"A lot of cases don't come to anybody's attention: no police, no therapists," said Dr Hussain Maseeh, a social-care expert at the Dubai Community Development Authority and a clinical psychologist. "The family … just keep it quiet, not realising that both children need intervention."

Sexual contact between juveniles ranges from innocent curiosity, such as young children "playing doctor", to violent attacks.

A 2009 survey in the UK found that almost 60 per cent of physical sexual abuse reported by children was perpetrated by other children. "The ones I've come across have been mostly a younger child and a teenager," said Dr Ruba Tabari, an educational psychologist in the UAE. "It could be a cousin. It could be a friend's sibling. It could be a brother - it happens."

Although the topic is difficult, parents must talk to their children about "good touch" and "bad touch" so they can recognise inappropriate contact, psychologists say. "A lot of children don't know it's wrong," Dr Tabari said. "If it's happening from a person they care for, the fear isn't there necessarily."
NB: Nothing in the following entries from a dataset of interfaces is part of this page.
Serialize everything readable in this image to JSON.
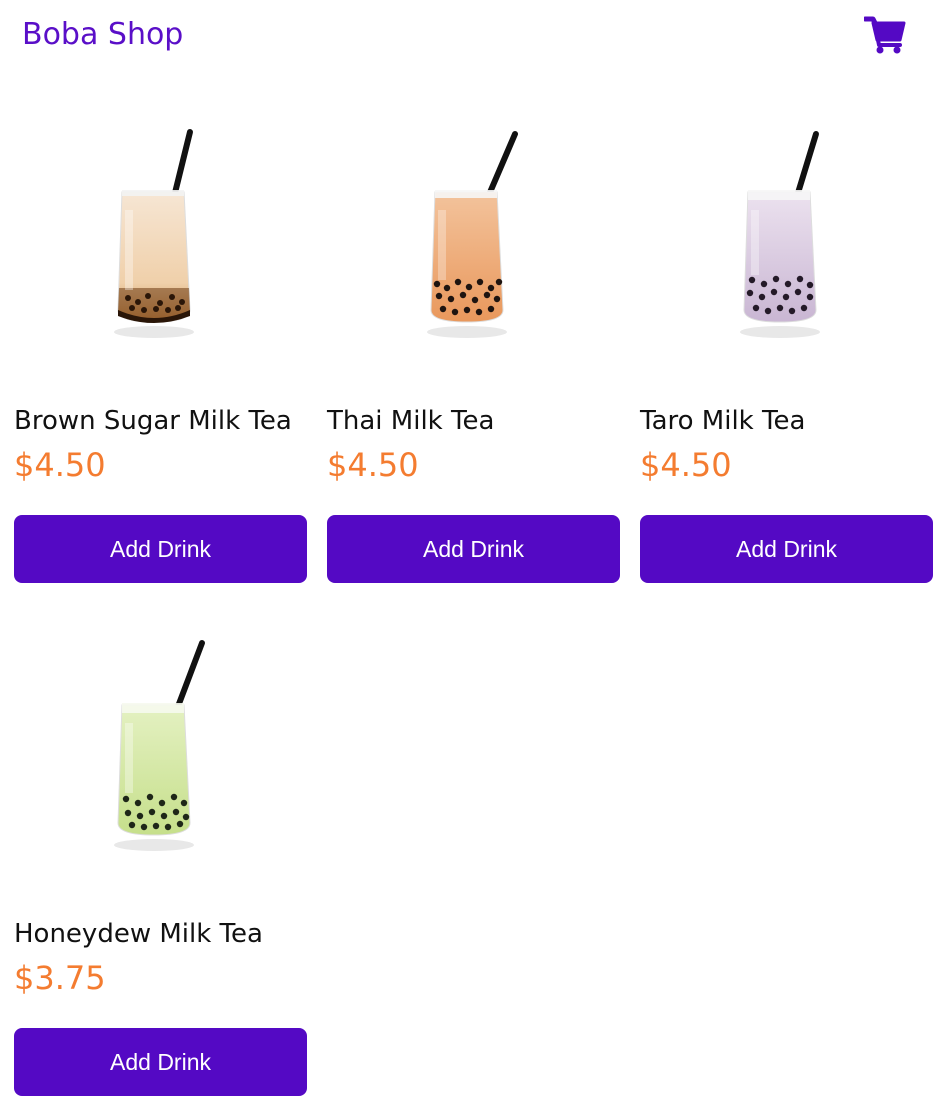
{
  "header": {
    "brand": "Boba Shop",
    "cart_icon": "cart-icon",
    "accent_color": "#5a0fc8"
  },
  "products": [
    {
      "name": "Brown Sugar Milk Tea",
      "price": "$4.50",
      "button": "Add Drink",
      "liquid_top": "#f6e6d4",
      "liquid_bottom": "#e9b982",
      "base_color": "#2a1608"
    },
    {
      "name": "Thai Milk Tea",
      "price": "$4.50",
      "button": "Add Drink",
      "liquid_top": "#f2b88c",
      "liquid_bottom": "#ea9f66",
      "base_color": "#3a2010"
    },
    {
      "name": "Taro Milk Tea",
      "price": "$4.50",
      "button": "Add Drink",
      "liquid_top": "#e9dcec",
      "liquid_bottom": "#cdbad6",
      "base_color": "#2c1f30"
    },
    {
      "name": "Honeydew Milk Tea",
      "price": "$3.75",
      "button": "Add Drink",
      "liquid_top": "#e1efbc",
      "liquid_bottom": "#c7e08e",
      "base_color": "#223018"
    }
  ],
  "colors": {
    "price": "#f47c30",
    "button_bg": "#5409c4",
    "button_text": "#ffffff"
  }
}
When a 10-year-old boy was accused of abusing his three-year-old cousin last year, social workers intervened and prescribed therapy. Without such professional help, incidents can fester, causing problems for children immediately or later in life, Dr Maseeh said. "It's not something to be taken lightly."

One man who grew up in Ras Al Khaimah recalled that sexualised bullying happened frequently at the government schools he attended. "It's sad, and it's much more common than anyone would admit or anyone can see," said the 26-year-old expatriate.
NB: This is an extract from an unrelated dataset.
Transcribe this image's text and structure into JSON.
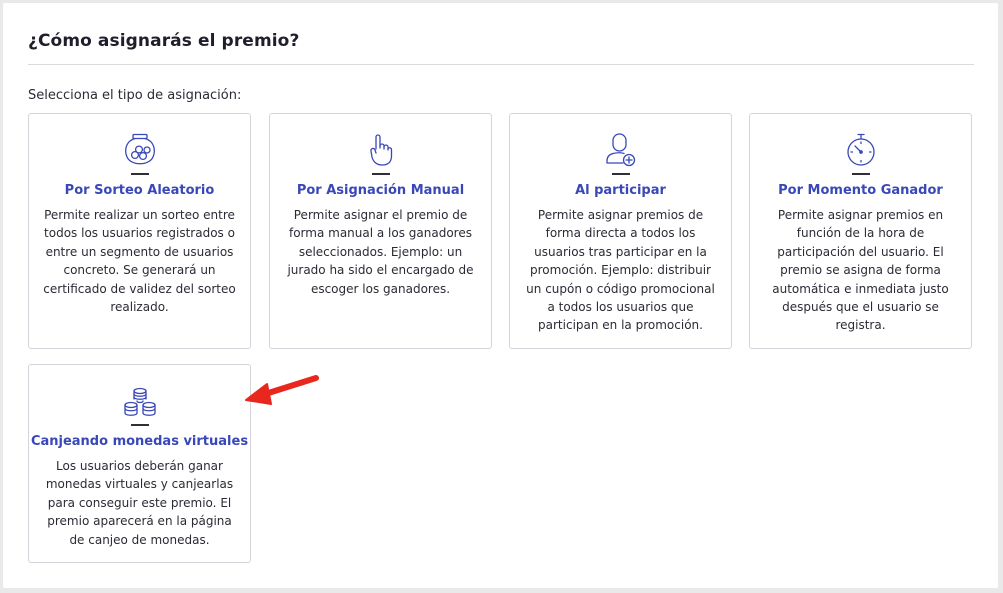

He began noticing unwanted intimate touching and even rape between pupils from the age of 10.

In January, a 13-year-old boy told court he had been abused twice by pupils at his Dubai school.

The first time, in December 2011, a 15-year-old and a 16-year-old accosted him at the school bus stop, dragged him away and took turns raping him.

"I was screaming and crying and begging them to stop, but instead they beat me," the boy said. The next month he was cornered by four pupils, aged 13 to 15, on an empty school bus and forced to perform a sex act on each of them while they filmed it. The video was circulated around his school.

The causes of such problems are complicated, and differ from case to case. "Sexuality is biological in nature and it could be present in children at a very young age," Dr Maseeh said. "But it's a general feeling that it is not very well understood by kids."

Children might learn through observing sexual behaviour between their parents or on television, he said.

"Sometimes children who are abused repeat the act to other kids," Dr Maseeh said.

This year, a teacher in Sharjah noticed a four-year-old boy touching his classmates in a way that crossed the boundaries of childhood play.

"What he did was not curiosity," said the teacher. "This was a very, very vulgar act."

When the teacher tried to talk to the boy's parents, their denial was fierce. She alerted Sharjah Social Service, who discovered the boy had been sexually abused by an adult and was mimicking that behaviour.

"They did confirm that there was something going on quite disturbing, and it's sad that the parents did not acknowledge it," the teacher said.